Fraunhofer secure’s local AI processing for sensors

Author:OMO Release Date: Nov 7, 2019


Secured sensor processing using local artificially intelligence is the aim of a chip announced by Fraunhofer Institute for Microelectronic Circuits and Systems (IMS), which has developed it around an open-source Risc-V core.

“In combination with the AIfES framework for embedded AI we have enabled a system for the application of artificial intelligence on sensor and actuator-related embedded systems”, said IMS’s Alexander Stanitzki.

AIfES (‘artificial intelligence for embedded systems’) is a platform-independent machine learning library for stand-alone microcontrollers – those with no connection to cloud resources or other processing back-up.

AlfES in action “The sensor-related AI system recognises handwriting and gestures, enabling for example gesture control of input when the library is running on a wearable,” according to Fraunhofer IMS.

To protect on-board AI algorithms and learning data from intellectual property theft, the Fraunhofer chip is equipped with memory content protection and hardware-accelerated encryption “for popular encryption methods for the communication”, said the organisation, which is using the term ‘Trusted Electronics’ to describe such hardware.

Chips are scheduled to appear in the spring of next year, and a service to create custom asics along the same lines has been opened – for example, to add customer-specific modules to the Risc-V core.

For evaluation, equivalent soft-cores have been created for installing in FPGAs, and software libraries are available to go with them.

More on AIfES

Python-based AI software is fine for PCs, according to Fraunhofer IMS, but it is not much good for training and executing neural networks on microcontrollers – which is why, specifically for sensor data processing, its researcher team wrote AIfES in C.

Much as MCUs are the target, is will also run on PCs, Raspberry Pis and Android.

The library contains a completely configurable artificial neural network, which can also generate deep networks for deep learning.

“We’ve reduced the source code to a minimum,” said IMS researcher Dr Pierre Gembaczka, “which means the artificial neural network can be trained directly on the microcontroller or the sensor. In addition the source code is universally valid and can be compiled for almost any platform. Because the same algorithms are always used, a neural network generated for example on a PC, can easily be ported to a microcontroller.”

But don’t get carried away, it is not a big data scheme, it is an absolutely necessary data scheme.

“Of course it’s not possible to implement giant deep learning models on an embedded system, so we’re increasing our efforts toward making an elegant feature extraction to reduce input signals”, said IMS embedded systems manager Burkhard Heidemann.

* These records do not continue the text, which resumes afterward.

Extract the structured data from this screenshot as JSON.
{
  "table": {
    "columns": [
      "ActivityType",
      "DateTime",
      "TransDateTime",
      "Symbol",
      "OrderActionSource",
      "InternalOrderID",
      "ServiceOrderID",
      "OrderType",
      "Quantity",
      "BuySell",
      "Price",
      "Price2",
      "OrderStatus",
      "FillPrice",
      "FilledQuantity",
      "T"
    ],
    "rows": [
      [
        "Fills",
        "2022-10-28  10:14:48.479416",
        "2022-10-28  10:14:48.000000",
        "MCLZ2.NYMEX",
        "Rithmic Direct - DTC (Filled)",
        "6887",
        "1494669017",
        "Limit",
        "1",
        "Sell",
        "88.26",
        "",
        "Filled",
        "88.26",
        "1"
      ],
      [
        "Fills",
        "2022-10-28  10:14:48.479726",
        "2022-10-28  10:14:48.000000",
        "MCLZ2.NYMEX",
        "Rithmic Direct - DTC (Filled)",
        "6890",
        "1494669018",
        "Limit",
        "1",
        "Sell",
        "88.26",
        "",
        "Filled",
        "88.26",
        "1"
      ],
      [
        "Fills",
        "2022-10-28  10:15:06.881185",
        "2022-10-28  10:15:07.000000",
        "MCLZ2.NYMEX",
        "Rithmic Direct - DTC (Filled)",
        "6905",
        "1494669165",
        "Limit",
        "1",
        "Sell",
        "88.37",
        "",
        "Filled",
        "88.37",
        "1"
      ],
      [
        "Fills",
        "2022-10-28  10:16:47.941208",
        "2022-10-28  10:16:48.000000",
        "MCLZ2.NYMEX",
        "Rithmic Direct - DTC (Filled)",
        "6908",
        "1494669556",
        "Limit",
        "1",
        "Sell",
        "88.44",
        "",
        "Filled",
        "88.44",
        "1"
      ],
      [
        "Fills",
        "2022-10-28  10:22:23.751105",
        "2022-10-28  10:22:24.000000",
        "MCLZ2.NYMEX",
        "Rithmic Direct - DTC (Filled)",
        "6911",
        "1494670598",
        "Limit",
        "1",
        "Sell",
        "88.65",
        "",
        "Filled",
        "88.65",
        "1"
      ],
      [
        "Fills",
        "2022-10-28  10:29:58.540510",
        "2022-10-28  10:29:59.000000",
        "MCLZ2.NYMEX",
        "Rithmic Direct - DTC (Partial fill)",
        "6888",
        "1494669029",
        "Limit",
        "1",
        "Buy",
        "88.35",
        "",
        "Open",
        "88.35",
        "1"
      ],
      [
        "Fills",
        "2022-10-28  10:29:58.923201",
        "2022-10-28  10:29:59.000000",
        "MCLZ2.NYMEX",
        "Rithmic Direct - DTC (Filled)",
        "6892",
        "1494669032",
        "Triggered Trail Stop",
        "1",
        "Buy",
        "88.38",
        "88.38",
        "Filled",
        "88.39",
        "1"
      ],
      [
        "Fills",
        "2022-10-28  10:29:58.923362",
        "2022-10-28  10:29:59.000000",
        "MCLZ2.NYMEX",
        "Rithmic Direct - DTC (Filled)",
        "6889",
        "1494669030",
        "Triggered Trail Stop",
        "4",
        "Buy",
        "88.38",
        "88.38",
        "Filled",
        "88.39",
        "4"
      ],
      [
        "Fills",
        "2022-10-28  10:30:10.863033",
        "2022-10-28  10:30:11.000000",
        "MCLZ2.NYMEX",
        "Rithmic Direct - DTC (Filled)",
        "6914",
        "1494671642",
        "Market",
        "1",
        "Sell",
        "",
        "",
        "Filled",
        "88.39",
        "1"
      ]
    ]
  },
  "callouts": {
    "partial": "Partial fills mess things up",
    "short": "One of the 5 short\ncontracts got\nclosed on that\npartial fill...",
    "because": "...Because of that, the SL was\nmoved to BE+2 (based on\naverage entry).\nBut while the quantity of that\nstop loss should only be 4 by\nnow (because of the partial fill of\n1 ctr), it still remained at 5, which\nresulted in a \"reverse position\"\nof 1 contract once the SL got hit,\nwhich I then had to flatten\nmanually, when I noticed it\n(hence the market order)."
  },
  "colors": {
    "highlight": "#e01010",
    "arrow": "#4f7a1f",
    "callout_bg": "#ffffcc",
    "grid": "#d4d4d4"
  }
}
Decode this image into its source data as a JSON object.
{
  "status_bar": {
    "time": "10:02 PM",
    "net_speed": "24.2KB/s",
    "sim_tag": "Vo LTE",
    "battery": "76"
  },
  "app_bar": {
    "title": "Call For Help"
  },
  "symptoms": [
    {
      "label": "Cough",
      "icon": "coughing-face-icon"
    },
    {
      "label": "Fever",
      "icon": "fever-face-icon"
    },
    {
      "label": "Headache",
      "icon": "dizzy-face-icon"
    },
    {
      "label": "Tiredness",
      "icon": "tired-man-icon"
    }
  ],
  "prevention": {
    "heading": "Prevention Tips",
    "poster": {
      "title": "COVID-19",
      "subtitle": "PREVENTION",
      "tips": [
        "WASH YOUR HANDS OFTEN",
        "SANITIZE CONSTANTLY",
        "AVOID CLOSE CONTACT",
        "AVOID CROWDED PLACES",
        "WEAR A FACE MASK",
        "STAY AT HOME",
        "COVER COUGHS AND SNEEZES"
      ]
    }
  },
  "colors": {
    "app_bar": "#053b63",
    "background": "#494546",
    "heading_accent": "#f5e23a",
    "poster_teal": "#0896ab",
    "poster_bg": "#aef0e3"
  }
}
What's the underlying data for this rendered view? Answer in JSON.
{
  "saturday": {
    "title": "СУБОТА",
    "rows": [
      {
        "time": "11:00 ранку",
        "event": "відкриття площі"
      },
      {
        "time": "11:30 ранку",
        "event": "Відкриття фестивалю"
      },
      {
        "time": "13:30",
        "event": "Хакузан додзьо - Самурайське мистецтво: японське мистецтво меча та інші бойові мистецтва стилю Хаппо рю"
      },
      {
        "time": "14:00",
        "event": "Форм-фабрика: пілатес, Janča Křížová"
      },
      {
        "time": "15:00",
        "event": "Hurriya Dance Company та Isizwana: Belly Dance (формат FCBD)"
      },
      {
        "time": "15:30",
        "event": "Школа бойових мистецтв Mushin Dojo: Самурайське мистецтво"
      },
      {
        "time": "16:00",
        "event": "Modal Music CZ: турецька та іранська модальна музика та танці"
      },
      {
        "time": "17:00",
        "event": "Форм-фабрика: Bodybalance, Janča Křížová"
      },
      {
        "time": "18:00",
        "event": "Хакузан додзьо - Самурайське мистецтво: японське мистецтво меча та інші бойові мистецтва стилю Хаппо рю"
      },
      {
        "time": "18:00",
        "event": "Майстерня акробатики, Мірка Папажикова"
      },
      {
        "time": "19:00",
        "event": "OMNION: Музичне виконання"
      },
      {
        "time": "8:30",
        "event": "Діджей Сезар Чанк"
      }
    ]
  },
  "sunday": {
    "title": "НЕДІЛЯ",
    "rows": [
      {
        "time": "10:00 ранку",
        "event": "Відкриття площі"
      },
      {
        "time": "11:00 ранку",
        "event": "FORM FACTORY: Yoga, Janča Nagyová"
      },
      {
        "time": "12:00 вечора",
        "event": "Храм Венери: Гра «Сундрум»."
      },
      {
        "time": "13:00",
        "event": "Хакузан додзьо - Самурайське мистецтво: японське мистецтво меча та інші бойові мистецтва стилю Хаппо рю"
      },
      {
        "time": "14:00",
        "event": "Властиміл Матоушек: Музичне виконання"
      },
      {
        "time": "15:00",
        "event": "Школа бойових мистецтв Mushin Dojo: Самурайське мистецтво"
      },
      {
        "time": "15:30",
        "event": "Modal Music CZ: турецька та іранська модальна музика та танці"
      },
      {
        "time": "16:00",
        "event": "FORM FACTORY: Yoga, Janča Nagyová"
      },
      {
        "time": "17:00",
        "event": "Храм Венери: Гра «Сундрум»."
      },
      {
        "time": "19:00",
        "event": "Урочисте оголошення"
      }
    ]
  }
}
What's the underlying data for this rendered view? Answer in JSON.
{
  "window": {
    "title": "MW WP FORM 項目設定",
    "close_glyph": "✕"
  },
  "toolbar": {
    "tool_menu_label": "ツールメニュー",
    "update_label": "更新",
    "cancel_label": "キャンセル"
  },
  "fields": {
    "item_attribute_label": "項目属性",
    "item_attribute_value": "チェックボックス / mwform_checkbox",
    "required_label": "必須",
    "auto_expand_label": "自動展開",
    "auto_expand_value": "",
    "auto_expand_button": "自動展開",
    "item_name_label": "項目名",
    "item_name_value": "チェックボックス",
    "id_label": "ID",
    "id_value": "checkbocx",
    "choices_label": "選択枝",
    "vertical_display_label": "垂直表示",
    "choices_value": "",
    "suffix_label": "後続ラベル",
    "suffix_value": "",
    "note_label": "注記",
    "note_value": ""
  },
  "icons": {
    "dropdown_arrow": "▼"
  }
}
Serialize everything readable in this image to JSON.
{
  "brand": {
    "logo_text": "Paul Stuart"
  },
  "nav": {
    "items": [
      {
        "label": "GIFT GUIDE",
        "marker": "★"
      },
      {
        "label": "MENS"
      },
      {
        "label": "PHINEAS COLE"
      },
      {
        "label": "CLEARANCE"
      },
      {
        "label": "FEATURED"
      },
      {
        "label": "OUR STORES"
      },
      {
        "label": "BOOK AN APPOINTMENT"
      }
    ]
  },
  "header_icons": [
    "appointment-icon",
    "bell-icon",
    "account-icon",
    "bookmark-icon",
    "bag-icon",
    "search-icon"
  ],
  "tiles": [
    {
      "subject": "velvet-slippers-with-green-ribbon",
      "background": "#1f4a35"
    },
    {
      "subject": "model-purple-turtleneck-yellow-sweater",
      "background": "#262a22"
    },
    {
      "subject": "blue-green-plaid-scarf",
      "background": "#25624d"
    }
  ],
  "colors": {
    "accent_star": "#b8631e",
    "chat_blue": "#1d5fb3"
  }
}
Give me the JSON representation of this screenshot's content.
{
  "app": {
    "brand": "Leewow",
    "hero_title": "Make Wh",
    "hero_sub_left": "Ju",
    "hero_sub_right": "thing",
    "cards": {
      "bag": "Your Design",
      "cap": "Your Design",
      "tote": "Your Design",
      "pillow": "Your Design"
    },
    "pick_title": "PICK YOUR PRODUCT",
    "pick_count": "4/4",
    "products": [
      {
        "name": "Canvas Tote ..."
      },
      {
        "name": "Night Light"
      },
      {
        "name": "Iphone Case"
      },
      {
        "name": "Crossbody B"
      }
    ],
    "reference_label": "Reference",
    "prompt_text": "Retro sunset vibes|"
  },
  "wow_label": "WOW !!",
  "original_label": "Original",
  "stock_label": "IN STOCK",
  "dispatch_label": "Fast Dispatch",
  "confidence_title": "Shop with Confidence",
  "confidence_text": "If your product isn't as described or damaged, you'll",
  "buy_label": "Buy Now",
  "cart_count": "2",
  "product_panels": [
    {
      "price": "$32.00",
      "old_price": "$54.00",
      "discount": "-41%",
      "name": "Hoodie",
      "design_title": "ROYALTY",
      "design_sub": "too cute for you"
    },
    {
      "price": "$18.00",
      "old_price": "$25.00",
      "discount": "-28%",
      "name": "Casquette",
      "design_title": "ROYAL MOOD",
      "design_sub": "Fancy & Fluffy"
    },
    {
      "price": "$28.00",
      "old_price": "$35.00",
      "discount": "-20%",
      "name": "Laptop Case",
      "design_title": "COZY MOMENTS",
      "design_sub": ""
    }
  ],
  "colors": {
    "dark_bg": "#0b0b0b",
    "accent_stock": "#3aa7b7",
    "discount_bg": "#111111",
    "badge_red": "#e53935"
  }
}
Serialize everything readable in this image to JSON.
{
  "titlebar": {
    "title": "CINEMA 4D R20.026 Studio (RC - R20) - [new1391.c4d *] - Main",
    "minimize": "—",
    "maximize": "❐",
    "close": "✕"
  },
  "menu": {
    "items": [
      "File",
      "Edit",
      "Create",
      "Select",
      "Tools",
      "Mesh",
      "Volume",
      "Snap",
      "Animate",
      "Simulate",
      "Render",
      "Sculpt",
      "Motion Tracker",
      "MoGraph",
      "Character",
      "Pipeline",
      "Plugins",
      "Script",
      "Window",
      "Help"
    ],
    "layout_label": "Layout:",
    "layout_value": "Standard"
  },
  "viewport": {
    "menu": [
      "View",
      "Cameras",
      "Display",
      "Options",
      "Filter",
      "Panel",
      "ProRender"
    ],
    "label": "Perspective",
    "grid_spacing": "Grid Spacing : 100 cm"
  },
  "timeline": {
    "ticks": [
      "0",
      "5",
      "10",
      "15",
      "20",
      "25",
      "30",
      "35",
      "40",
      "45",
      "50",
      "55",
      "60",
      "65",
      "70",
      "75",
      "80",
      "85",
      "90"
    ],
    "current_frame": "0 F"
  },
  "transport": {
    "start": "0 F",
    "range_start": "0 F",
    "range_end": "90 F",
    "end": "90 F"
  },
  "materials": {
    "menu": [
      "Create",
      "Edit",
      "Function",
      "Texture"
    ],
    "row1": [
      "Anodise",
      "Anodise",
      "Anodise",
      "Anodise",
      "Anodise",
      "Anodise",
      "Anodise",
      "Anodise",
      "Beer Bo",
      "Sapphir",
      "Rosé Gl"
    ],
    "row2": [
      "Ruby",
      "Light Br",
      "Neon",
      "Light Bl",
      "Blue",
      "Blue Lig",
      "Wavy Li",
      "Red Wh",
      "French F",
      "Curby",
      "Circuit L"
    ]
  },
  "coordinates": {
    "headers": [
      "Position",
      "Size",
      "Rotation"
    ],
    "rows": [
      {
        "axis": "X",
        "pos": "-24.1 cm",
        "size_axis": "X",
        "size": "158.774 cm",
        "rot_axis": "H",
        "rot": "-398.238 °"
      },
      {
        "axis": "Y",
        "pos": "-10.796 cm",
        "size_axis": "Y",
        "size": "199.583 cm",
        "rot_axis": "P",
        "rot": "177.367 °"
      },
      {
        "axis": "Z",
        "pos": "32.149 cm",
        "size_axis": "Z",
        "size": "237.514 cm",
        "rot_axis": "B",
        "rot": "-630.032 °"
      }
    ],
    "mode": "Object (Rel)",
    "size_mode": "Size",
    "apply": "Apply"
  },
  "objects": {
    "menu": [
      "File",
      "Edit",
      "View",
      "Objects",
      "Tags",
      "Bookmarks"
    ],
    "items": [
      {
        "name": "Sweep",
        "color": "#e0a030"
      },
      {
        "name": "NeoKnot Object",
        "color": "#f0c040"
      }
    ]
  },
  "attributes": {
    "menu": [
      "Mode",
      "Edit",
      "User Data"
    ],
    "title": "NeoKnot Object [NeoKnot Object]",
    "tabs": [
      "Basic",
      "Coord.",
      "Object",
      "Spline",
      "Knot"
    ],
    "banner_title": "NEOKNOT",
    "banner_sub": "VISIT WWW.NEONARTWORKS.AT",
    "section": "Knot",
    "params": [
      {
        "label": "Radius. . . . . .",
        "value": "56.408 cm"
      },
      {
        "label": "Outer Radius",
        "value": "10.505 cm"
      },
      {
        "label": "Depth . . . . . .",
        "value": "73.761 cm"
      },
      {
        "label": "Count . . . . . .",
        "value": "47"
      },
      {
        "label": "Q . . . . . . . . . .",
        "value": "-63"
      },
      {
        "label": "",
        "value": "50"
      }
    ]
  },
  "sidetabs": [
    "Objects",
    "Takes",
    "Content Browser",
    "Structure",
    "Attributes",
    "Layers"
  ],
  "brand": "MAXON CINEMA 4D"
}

Feature extraction and data pre-processing strategies are included to allow a small neural network to give a useful performance – for example, both learning and instancing for the handwritten number recognition app in the photo above are done on an 8-bit Arduino Uno. Another demonstrator can recognising complex gestures made in the air.

An added benefit of local data processing is that it removes the need to pass that data to a remote server, closing a potential hacking loop-hole.

If data has to be sent for AI processing elsewhere, it is “difficult to protect privacy in this process, and enormous amounts of data are transmitted. That’s why we’ve chosen a different approach and are turning away from machine learning processes in the cloud in favour of machine learning directly in the embedded system. Since no sensitive data leave the system, data protection can be guaranteed and the amounts of data to be transferred are significantly reduced”, said Heidemann.

Fraunhofer

Fraunhofers are German institutions created to help companies bridge the gap between research and mass production. “In eight business units Fraunhofer IMS is dedicated to applied research, advance development for products and their applications,” according to Fraunhofer IMS. “Because of its know-how, access to technology and the high-quality development work, the Institute is a worldwide partner for the industry.”

Photo: The processing core (top left) is based on the Risc-V instruction set, and there is a JTAG TAP (test access port – top right).